Here's to a Dry July

Here’s to a Dry July

Here’s to a Dry July: How rain and more rain slowed our growing season

A rainy spring kept us anxiously awaiting warm summer days, but the farmers had their eyes to the forecast, sky, and fields for much more significant reasons. For them, the wetter-than-usual conditions delayed their seasonal growing, haying, and grazing cycles. This delay has a spiral effect on production and more, and was a frustration that reverberated among farms all across the state. At each farm, it has a different effect depending on minor factors like slope of the land, soil type, farm methods, and more. Read on to see how the wet conditions played a role in getting our summer season started and how our farmers had to adapt to the elements.

The cows inside the barn on a mid-June day, as they would have compacted the soil if they went out to graze on the still wet pastures.

Dairy Farming

This exceptionally wet spring has caused a lot of problems for our farming operation.  We still have no hay cut and the grass is way ahead of us, meaning it is much more mature than the kind of forage we need for optimal milk production and animal performance.  We are over two months behind when we normally take our first crop of hay, which is the second week of May.  This time last year we were wrapping second crop haylage. 

Our soils are coastal silt loam, meaning they are a heavy soil with very little sand and are not well-drained.  Our soils hold water well during drought but are easily saturated and damaged with excessive rainfall.  We are also concerned with nutrient leaching and grass recovery times this spring. 

With our intensively managed grazing system, our cows walk to and from a new paddock each morning and night.  We have always managed to get by without developed “cow lanes” (narrow gravel roads that keep the cows from mucking up their walking paths) but this year is proving incredibly challenging.  We are shifting the walking paths side to side as much as possible but not having great success.  Cows can get sore feet and dirty udders walking through a lot of mud twice a day, so we have been keeping cows in our wonderful, comfortable new barn on very wet days.  Unfortunately, since we have not been able to put up any hay yet, we are having to feed them purchased dry hay from another organic farm that has been able to put up feed because they are on better-draining soils.

The cows are grazing grass that is much more mature than usual for this time of year.  Vegetative, highly digestible grass does wonders for milk production and components, but bolted, headed-out mature grasses are not very digestible and have little protein or energy.  This causes milk production to drop very low.  We are doing the best we can to keep the cows comfortable and healthy, but they sure aren’t making much milk, and when you add purchased feed and more pounds per head of grain, the cost of producing milk gets higher, and we already operate on very thin margins.

All we can do is the best we can, and we appreciate all your thoughts and encouragement.
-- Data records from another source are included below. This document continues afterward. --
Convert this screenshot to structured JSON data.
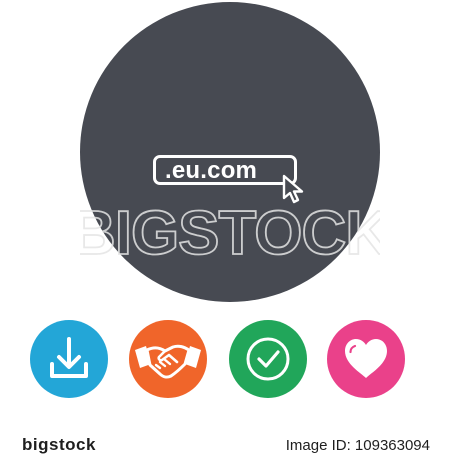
{
  "main": {
    "domain_text": ".eu.com",
    "bg_color": "#474a52",
    "watermark_text": "BIGSTOCK"
  },
  "badges": [
    {
      "name": "download",
      "icon": "download-icon",
      "color": "#23a6d7"
    },
    {
      "name": "handshake",
      "icon": "handshake-icon",
      "color": "#f0652a"
    },
    {
      "name": "check",
      "icon": "check-icon",
      "color": "#21a65a"
    },
    {
      "name": "heart",
      "icon": "heart-icon",
      "color": "#ea418a"
    }
  ],
  "footer": {
    "brand_text": "bigstock",
    "image_id_text": "Image ID: 109363094"
  }
}
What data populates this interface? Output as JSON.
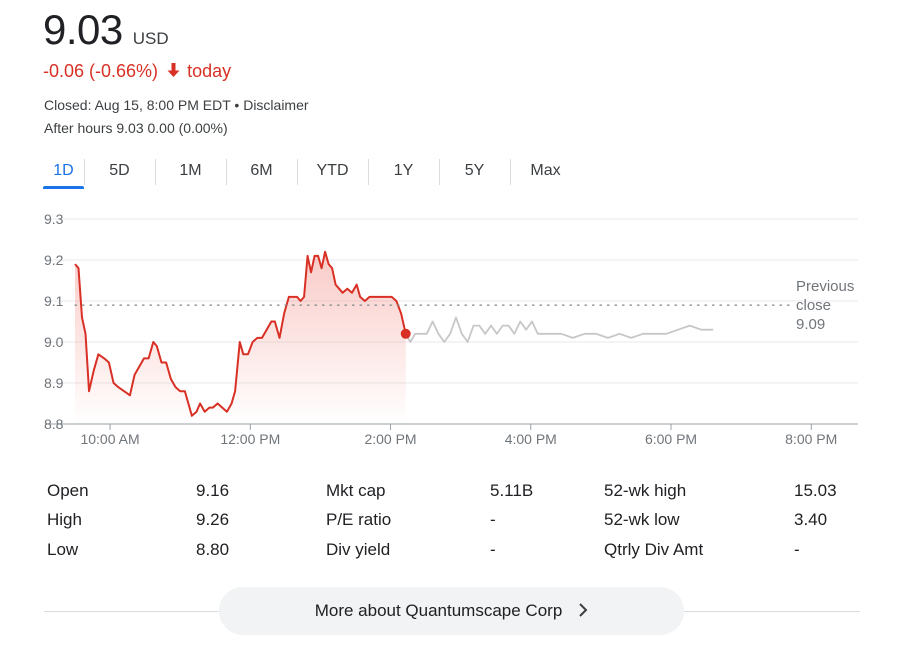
{
  "quote": {
    "price": "9.03",
    "currency": "USD",
    "change_text": "-0.06 (-0.66%)",
    "change_period": "today",
    "closed_text": "Closed: Aug 15, 8:00 PM EDT",
    "disclaimer_text": "Disclaimer",
    "after_hours_text": "After hours 9.03 0.00 (0.00%)"
  },
  "tabs": [
    "1D",
    "5D",
    "1M",
    "6M",
    "YTD",
    "1Y",
    "5Y",
    "Max"
  ],
  "active_tab": "1D",
  "colors": {
    "negative": "#d93025",
    "accent": "#1a73e8",
    "afterhours_line": "#c7c7c7",
    "gridline": "#e8eaed"
  },
  "chart_data": {
    "type": "line",
    "ylim": [
      8.8,
      9.3
    ],
    "yticks": [
      "9.3",
      "9.2",
      "9.1",
      "9.0",
      "8.9",
      "8.8"
    ],
    "xlim": [
      "9:30",
      "20:40"
    ],
    "xticks": [
      {
        "t": "10:00",
        "label": "10:00 AM"
      },
      {
        "t": "12:00",
        "label": "12:00 PM"
      },
      {
        "t": "14:00",
        "label": "2:00 PM"
      },
      {
        "t": "16:00",
        "label": "4:00 PM"
      },
      {
        "t": "18:00",
        "label": "6:00 PM"
      },
      {
        "t": "20:00",
        "label": "8:00 PM"
      }
    ],
    "previous_close": {
      "value": 9.09,
      "label_lines": [
        "Previous",
        "close",
        "9.09"
      ]
    },
    "series": [
      {
        "points": [
          [
            "9:30",
            9.19
          ],
          [
            "9:33",
            9.18
          ],
          [
            "9:36",
            9.06
          ],
          [
            "9:39",
            9.02
          ],
          [
            "9:42",
            8.88
          ],
          [
            "9:46",
            8.93
          ],
          [
            "9:50",
            8.97
          ],
          [
            "9:55",
            8.96
          ],
          [
            "9:59",
            8.95
          ],
          [
            "10:03",
            8.9
          ],
          [
            "10:07",
            8.89
          ],
          [
            "10:12",
            8.88
          ],
          [
            "10:17",
            8.87
          ],
          [
            "10:21",
            8.92
          ],
          [
            "10:25",
            8.94
          ],
          [
            "10:29",
            8.96
          ],
          [
            "10:33",
            8.96
          ],
          [
            "10:37",
            9.0
          ],
          [
            "10:40",
            8.99
          ],
          [
            "10:44",
            8.95
          ],
          [
            "10:48",
            8.95
          ],
          [
            "10:52",
            8.91
          ],
          [
            "10:56",
            8.89
          ],
          [
            "11:00",
            8.88
          ],
          [
            "11:04",
            8.88
          ],
          [
            "11:10",
            8.82
          ],
          [
            "11:14",
            8.83
          ],
          [
            "11:17",
            8.85
          ],
          [
            "11:21",
            8.83
          ],
          [
            "11:25",
            8.84
          ],
          [
            "11:28",
            8.84
          ],
          [
            "11:32",
            8.85
          ],
          [
            "11:36",
            8.84
          ],
          [
            "11:40",
            8.83
          ],
          [
            "11:44",
            8.85
          ],
          [
            "11:47",
            8.88
          ],
          [
            "11:51",
            9.0
          ],
          [
            "11:54",
            8.97
          ],
          [
            "11:58",
            8.97
          ],
          [
            "12:02",
            9.0
          ],
          [
            "12:06",
            9.01
          ],
          [
            "12:10",
            9.01
          ],
          [
            "12:14",
            9.03
          ],
          [
            "12:18",
            9.05
          ],
          [
            "12:21",
            9.05
          ],
          [
            "12:25",
            9.01
          ],
          [
            "12:29",
            9.07
          ],
          [
            "12:33",
            9.11
          ],
          [
            "12:37",
            9.11
          ],
          [
            "12:40",
            9.11
          ],
          [
            "12:43",
            9.1
          ],
          [
            "12:46",
            9.11
          ],
          [
            "12:49",
            9.21
          ],
          [
            "12:52",
            9.17
          ],
          [
            "12:55",
            9.21
          ],
          [
            "12:58",
            9.21
          ],
          [
            "13:01",
            9.18
          ],
          [
            "13:04",
            9.22
          ],
          [
            "13:07",
            9.19
          ],
          [
            "13:10",
            9.18
          ],
          [
            "13:13",
            9.14
          ],
          [
            "13:16",
            9.13
          ],
          [
            "13:19",
            9.12
          ],
          [
            "13:23",
            9.13
          ],
          [
            "13:27",
            9.12
          ],
          [
            "13:31",
            9.14
          ],
          [
            "13:34",
            9.11
          ],
          [
            "13:38",
            9.1
          ],
          [
            "13:42",
            9.11
          ],
          [
            "13:46",
            9.11
          ],
          [
            "13:50",
            9.11
          ],
          [
            "13:54",
            9.11
          ],
          [
            "13:58",
            9.11
          ],
          [
            "14:01",
            9.11
          ],
          [
            "14:05",
            9.1
          ],
          [
            "14:09",
            9.07
          ],
          [
            "14:13",
            9.02
          ]
        ]
      },
      {
        "points": [
          [
            "14:13",
            9.02
          ],
          [
            "14:17",
            9.0
          ],
          [
            "14:21",
            9.02
          ],
          [
            "14:26",
            9.02
          ],
          [
            "14:31",
            9.02
          ],
          [
            "14:36",
            9.05
          ],
          [
            "14:41",
            9.02
          ],
          [
            "14:46",
            9.0
          ],
          [
            "14:51",
            9.02
          ],
          [
            "14:56",
            9.06
          ],
          [
            "15:01",
            9.02
          ],
          [
            "15:06",
            9.0
          ],
          [
            "15:11",
            9.04
          ],
          [
            "15:16",
            9.04
          ],
          [
            "15:21",
            9.02
          ],
          [
            "15:26",
            9.04
          ],
          [
            "15:31",
            9.02
          ],
          [
            "15:36",
            9.04
          ],
          [
            "15:41",
            9.04
          ],
          [
            "15:46",
            9.02
          ],
          [
            "15:51",
            9.05
          ],
          [
            "15:56",
            9.03
          ],
          [
            "16:01",
            9.05
          ],
          [
            "16:06",
            9.02
          ],
          [
            "16:16",
            9.02
          ],
          [
            "16:26",
            9.02
          ],
          [
            "16:36",
            9.01
          ],
          [
            "16:46",
            9.02
          ],
          [
            "16:56",
            9.02
          ],
          [
            "17:06",
            9.01
          ],
          [
            "17:16",
            9.02
          ],
          [
            "17:26",
            9.01
          ],
          [
            "17:36",
            9.02
          ],
          [
            "17:46",
            9.02
          ],
          [
            "17:56",
            9.02
          ],
          [
            "18:06",
            9.03
          ],
          [
            "18:16",
            9.04
          ],
          [
            "18:26",
            9.03
          ],
          [
            "18:36",
            9.03
          ]
        ]
      }
    ]
  },
  "stats": [
    [
      {
        "label": "Open",
        "value": "9.16"
      },
      {
        "label": "Mkt cap",
        "value": "5.11B"
      },
      {
        "label": "52-wk high",
        "value": "15.03"
      }
    ],
    [
      {
        "label": "High",
        "value": "9.26"
      },
      {
        "label": "P/E ratio",
        "value": "-"
      },
      {
        "label": "52-wk low",
        "value": "3.40"
      }
    ],
    [
      {
        "label": "Low",
        "value": "8.80"
      },
      {
        "label": "Div yield",
        "value": "-"
      },
      {
        "label": "Qtrly Div Amt",
        "value": "-"
      }
    ]
  ],
  "more_button": {
    "label": "More about Quantumscape Corp",
    "icon": "chevron-right-icon"
  }
}
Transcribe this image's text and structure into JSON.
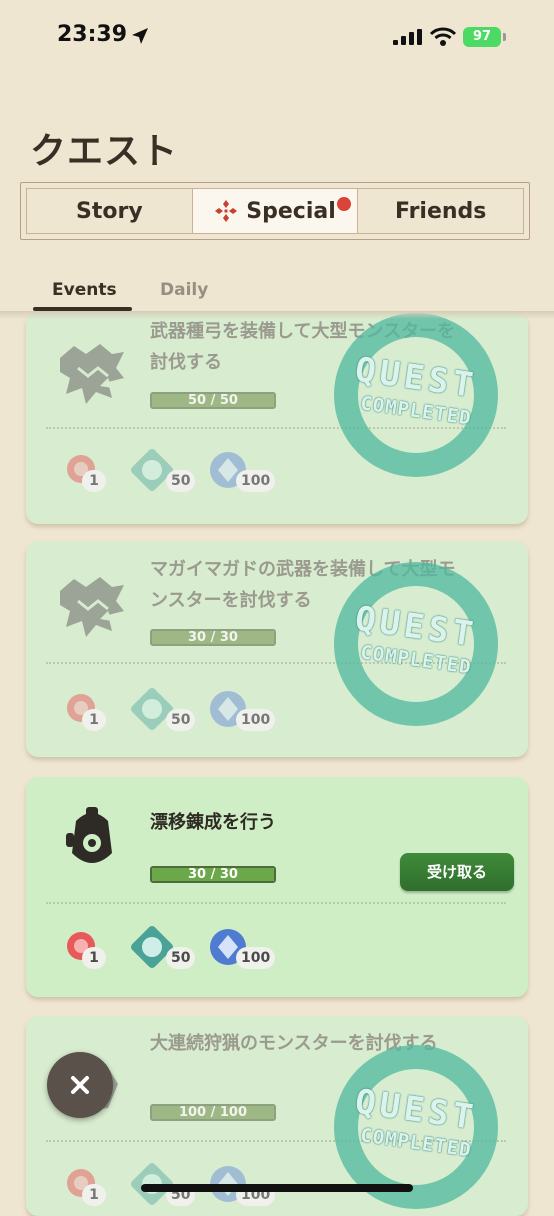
{
  "status_bar": {
    "time": "23:39",
    "battery": "97"
  },
  "page_title": "クエスト",
  "tabs": [
    {
      "label": "Story",
      "active": false
    },
    {
      "label": "Special",
      "active": true,
      "notification": true
    },
    {
      "label": "Friends",
      "active": false
    }
  ],
  "subtabs": [
    {
      "label": "Events",
      "active": true
    },
    {
      "label": "Daily",
      "active": false
    }
  ],
  "stamp": {
    "line1": "QUEST",
    "line2": "COMPLETED"
  },
  "quests": [
    {
      "title": "武器種弓を装備して大型モンスターを討伐する",
      "progress_text": "50 / 50",
      "progress": 1.0,
      "completed": true,
      "rewards": [
        "1",
        "50",
        "100"
      ]
    },
    {
      "title": "マガイマガドの武器を装備して大型モンスターを討伐する",
      "progress_text": "30 / 30",
      "progress": 1.0,
      "completed": true,
      "rewards": [
        "1",
        "50",
        "100"
      ]
    },
    {
      "title": "漂移錬成を行う",
      "progress_text": "30 / 30",
      "progress": 1.0,
      "completed": false,
      "claim_label": "受け取る",
      "rewards": [
        "1",
        "50",
        "100"
      ]
    },
    {
      "title": "大連続狩猟のモンスターを討伐する",
      "progress_text": "100 / 100",
      "progress": 1.0,
      "completed": true,
      "rewards": [
        "1",
        "50",
        "100"
      ]
    }
  ],
  "colors": {
    "background": "#efe6d2",
    "card": "#d8ecd0",
    "accent_red": "#d8433a",
    "claim_green": "#3f8b3a",
    "stamp_teal": "#2f8a7a"
  },
  "icons": [
    "location-arrow-icon",
    "signal-icon",
    "wifi-icon",
    "special-gem-icon",
    "monster-icon",
    "melding-pot-icon",
    "red-orb-icon",
    "armor-sphere-icon",
    "blue-gem-icon",
    "close-icon"
  ]
}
Think sun!

Tom, Fruit & Vegetable Production Manager, poses in front of standing water in our West Bay production plot in early June.

Fruit & Vegetable Farming

This historically wet spring has had dramatic effects on fruit and vegetable operations at Wolfe’s Neck this season. While our marine clay soils are fertile, they have poor drainage and retain moisture for long periods of time. The three fields in which fruits and vegetables are produced are soggy to say the least, with standing water having taken up residence since mid-April. 

All of the thoughtful crop planning conducted in the off season went out the window at the start of June, as portions of the field that were expected to be dry in May for planting have still not been accessible. Water has repeatedly flooded one of the high tunnel greenhouses after heavy rains and must be diverted with makeshift trenches dug out with shovels. 

The fruit and vegetable team was forced to work too-wet soil with a tractor and rototiller in order to get seedling transplants in the ground as they outgrew their seed trays in the propagation house. Some garlic planted last fall simply rotted in the field. Many seeds are failing to germinate due to excessive moisture in the field, leading to inconsistent crops at best. Crops like peas, garlic scapes, summer squash, zucchini, and strawberries are at least a month behind schedule, making for a creative challenge in pulling together solid CSA shares for our members. Even now in early July, large sections of the fruit and vegetable fields that grew flowers and potatoes last year are still inaccessible.

On the bright side, the fruit and vegetable crew has saved a lot of time worrying about irrigation. Despite adverse and muddy conditions, they are pushing through with smiles and considering this a learning experience. Here’s to a dry July!

← Back to Blog

Support our work! Your tax-deductible gift supports a better future for farming, our children, and the planet.